When Women Ran Fifth Avenue: Glamour and Power at the Dawn of American Fashion by Julie Satow

We all know so much about the dramas of the 20th century, from the one that ended with the Treaty of Versailles to the one that ended with our parents’ divorce. Less familiar, but no less intense, were a handful of dramas that took place in three department stores in Midtown Manhattan, where a trio of remarkable women broke with tradition and took the helms of landmark stores: Bonwit Teller, Lord & Taylor, and Henri Bendel. In When Women Ran Fifth Avenue: Glamour and Power at the Dawn of American Fashion, Julie Satow tells their stories. Through them, Satow also charts the discovery of American designers, the birth of ready-to-wear, and the rise and fall of the department store as the palace of American retail.
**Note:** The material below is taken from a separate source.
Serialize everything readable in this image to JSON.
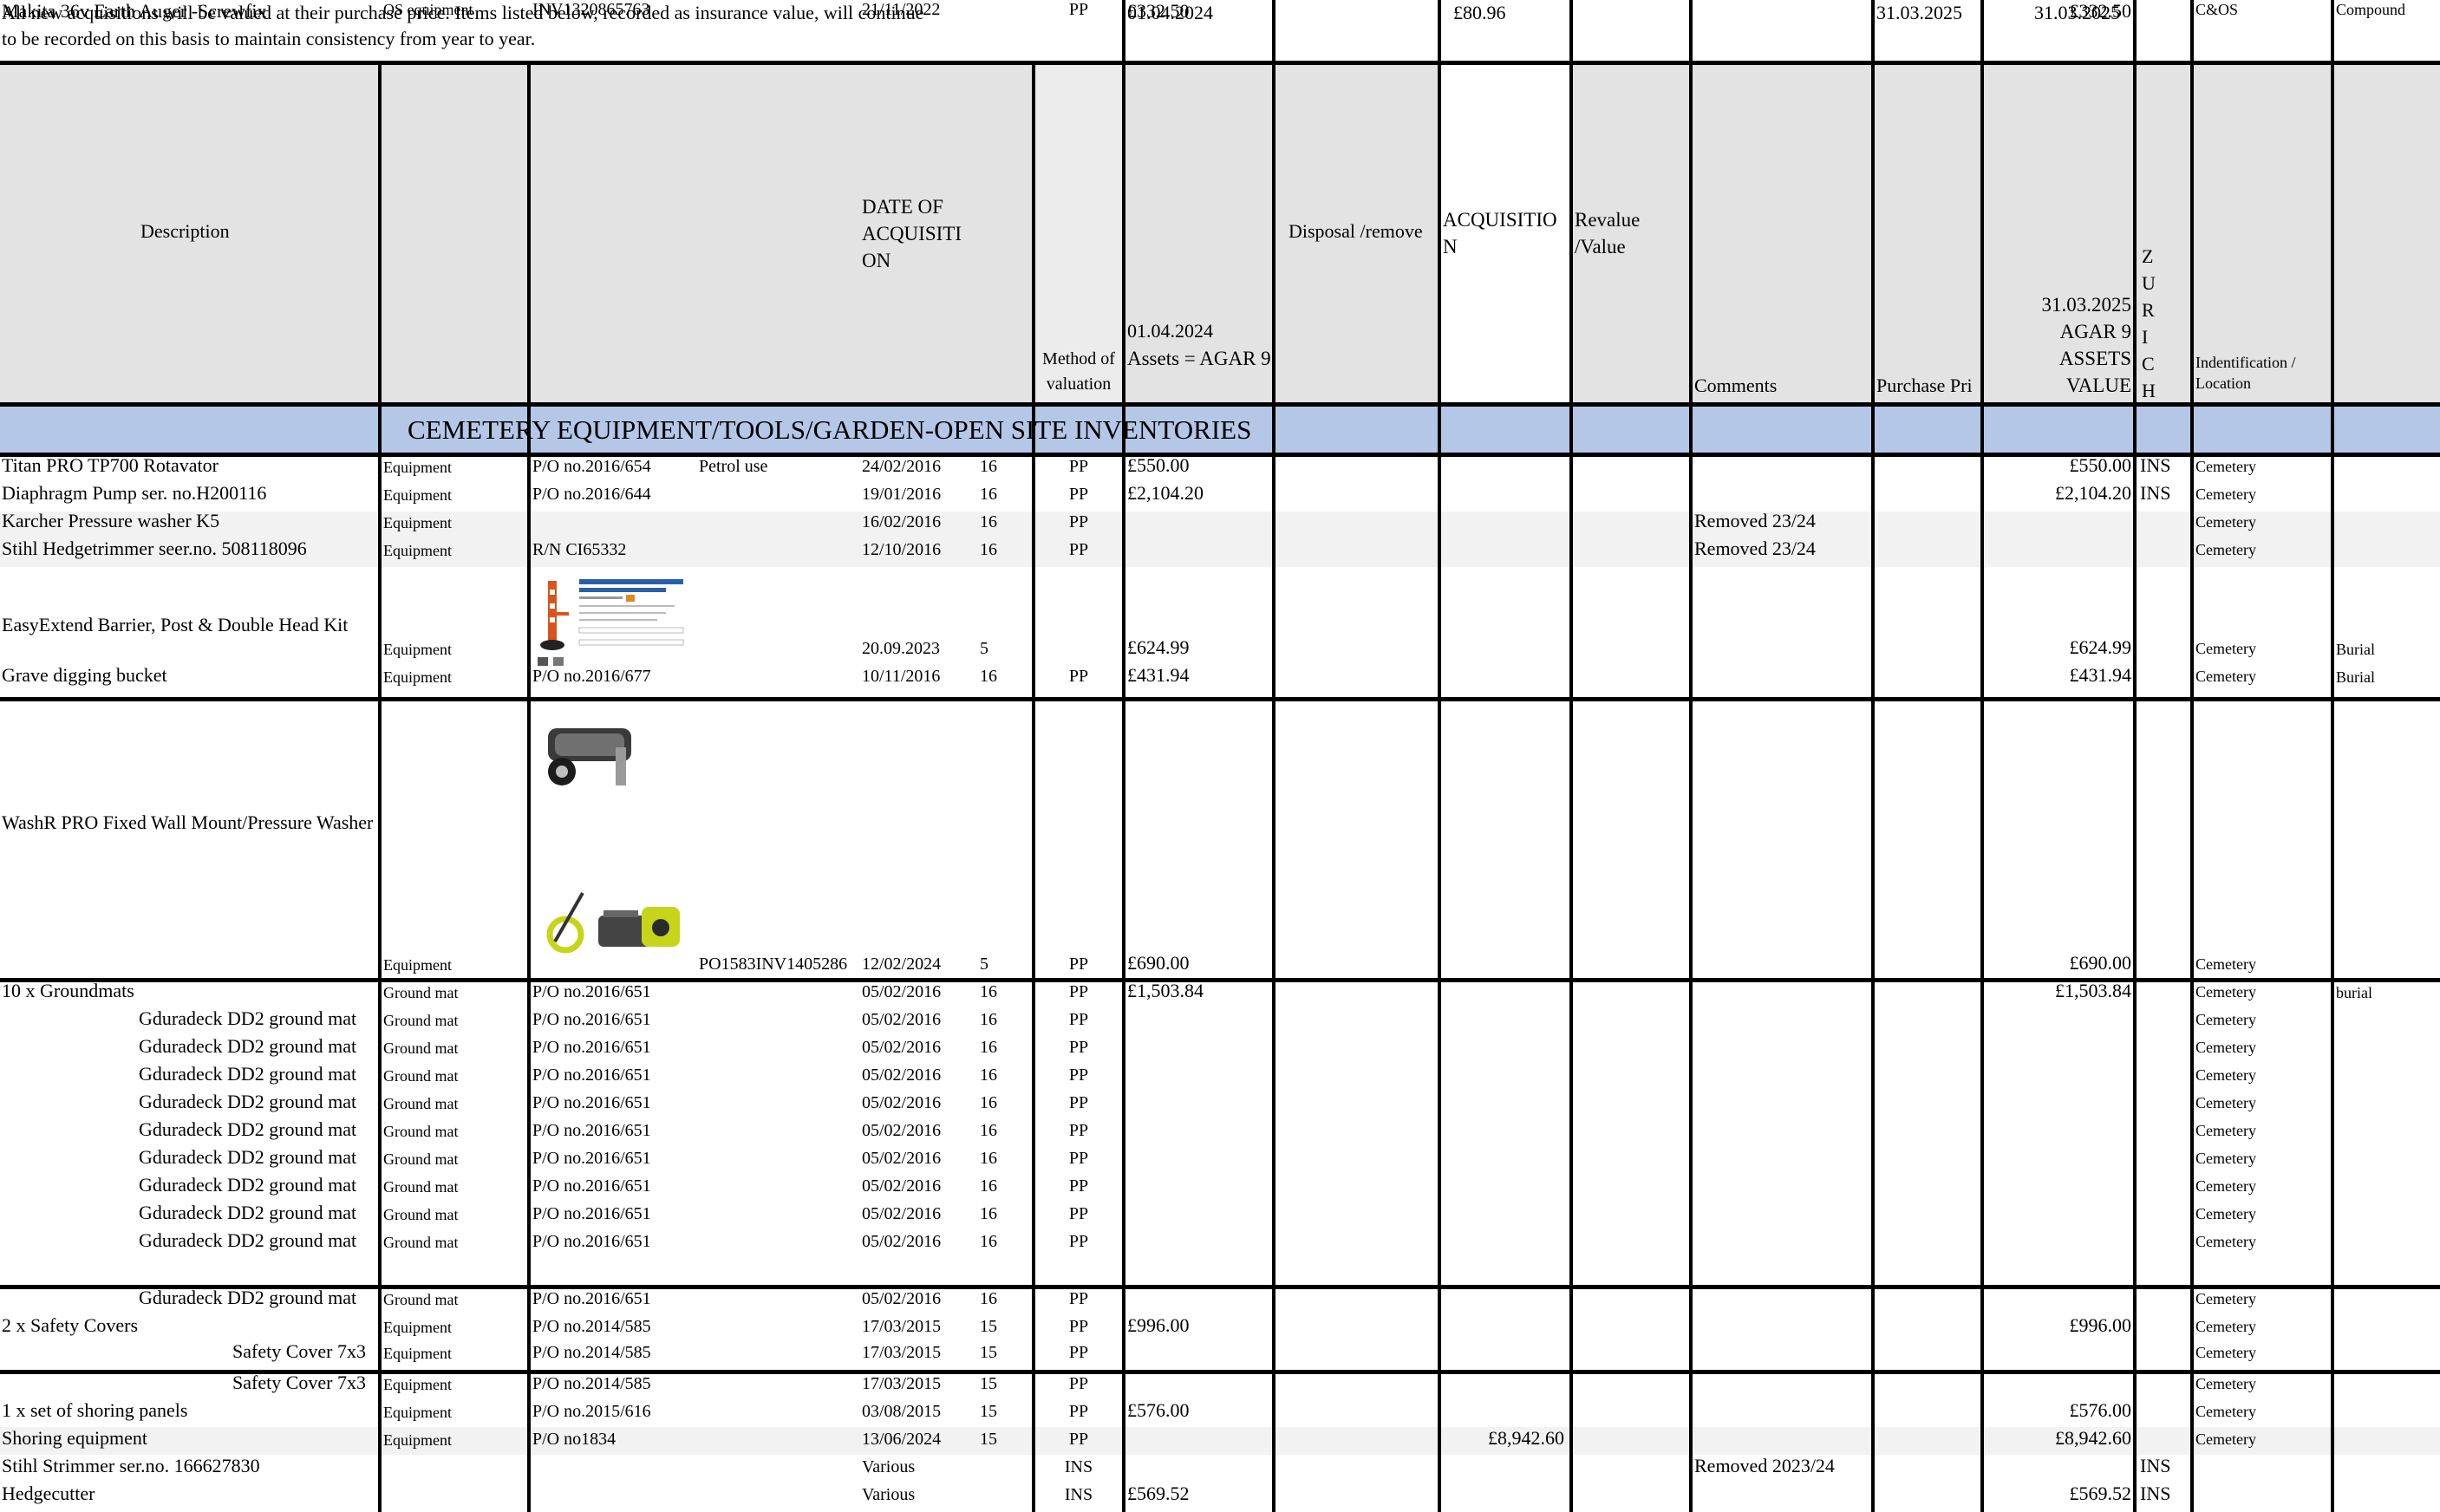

The grand department store was a French idea. In 1838, Le Bon Marché opened in Paris with stained-glass ceilings and sweeping staircases. The concept jumped the Atlantic in 1862 when the world’s largest, most opulent store opened in Lower Manhattan. The Palace dealt in such luxe that in a single summer First Lady and compulsive shopper Mary Todd Lincoln’s bill came to half a million of today’s dollars. As other department stores sprang up, customers flocked to emporiums where they could buy clothes, bed linens, pianos, porcelain, and pets all under a single, soaring roof.

The 20th century brought the Roaring 20s and flappers flush with cash. It also brought the Great Depression. Business dried up and the stores that survived the 1929 crash felt weary and neglected. Cue our three heroines: Hortense Odlum, Dorothy Shaver, and Geraldine Stutz. Hortense was named president of Bonwit Teller in 1934. Dorothy climbed the ranks to Lord & Taylor’s top job in 1945, and Geraldine arrived at Henri Bendel’s as president in 1957. Over these decades, they transformed their stores, tackling advertising, employee management, design, customer relations, and, above all, the merchandise itself.

Hortense Odlum, of Bonwit Teller, brought quality to America.

They inherited clothing racks filled with cheap knockoffs of Paris originals and poor-quality dresses mass-produced in the Garment District. Hortense went straight to the Seventh Avenue manufacturers, who grudgingly filled her orders for simple, tailored clothes made of good fabrics. Meanwhile, she designed new departments for the customers she envisioned. When the merchandise met the marketing, Hortense’s instincts, like all her many innovations, proved very profitably on target. Quality had come to America.

Dorothy’s climb at Lord & Taylor took her through many roles, each an opportunity to reshape the store. Her changes were bold, but none was as important as one that came with Word War II. The fall of Paris cut French designers off from the world, giving a fresh impetus to an idea Dorothy had pushed for years: the American Look. She opened a department exclusively for American designs. She created the annual Lord & Taylor Design Awards. Life magazine devoted a multi-page photo essay to the American Look, a phrase the store copyrighted. At last American designers, so long overlooked, took the lead in American retail.

Lord & Taylor’s Dorothy Shaver having lunch at her desk in New York.

At Henri Bendel, Geraldine virtually created the customers for her exclusive, expensive merchandise. She sold only sizes 0 to 6, describing her aesthetic as “dog-whistle fashion” that “only the thinnest and most sophisticated women would hear.” Her canny buyers scoured the world for unique and exotic merchandise. Geraldine also sent them to the backstreets of Europe in search of struggling talent. What they found was the new concept of prêt-à-porter, ready-to-wear designer fashion, in the hands of newcomers such as Sonia Rykiel, Kenzo Takada, Jean Muir, and Valentino. Henri Bendel brought their work to Manhattan’s chic-est, sveltest shoppers. Ready-to-wear soon became a staple of American clothing.

Satow writes with verve about these women’s careers, which turned their stores’ finances around, and with empathy about their private lives. She has a great eye for amusing and revealing details. She also tells the larger tale of the world that led to the rise of the department stores and to their downfall. Defeated by the retail onslaught of suburban malls and discount stores, Henri Bendel, Bonwit Teller, and Lord & Taylor are all gone now. In a final slap to the past from the present, the historic Bonwit Teller building was razed to make room for a new landmark for a new age: Trump Tower.

Robin Olson is a writer and painter. She lives in Vermont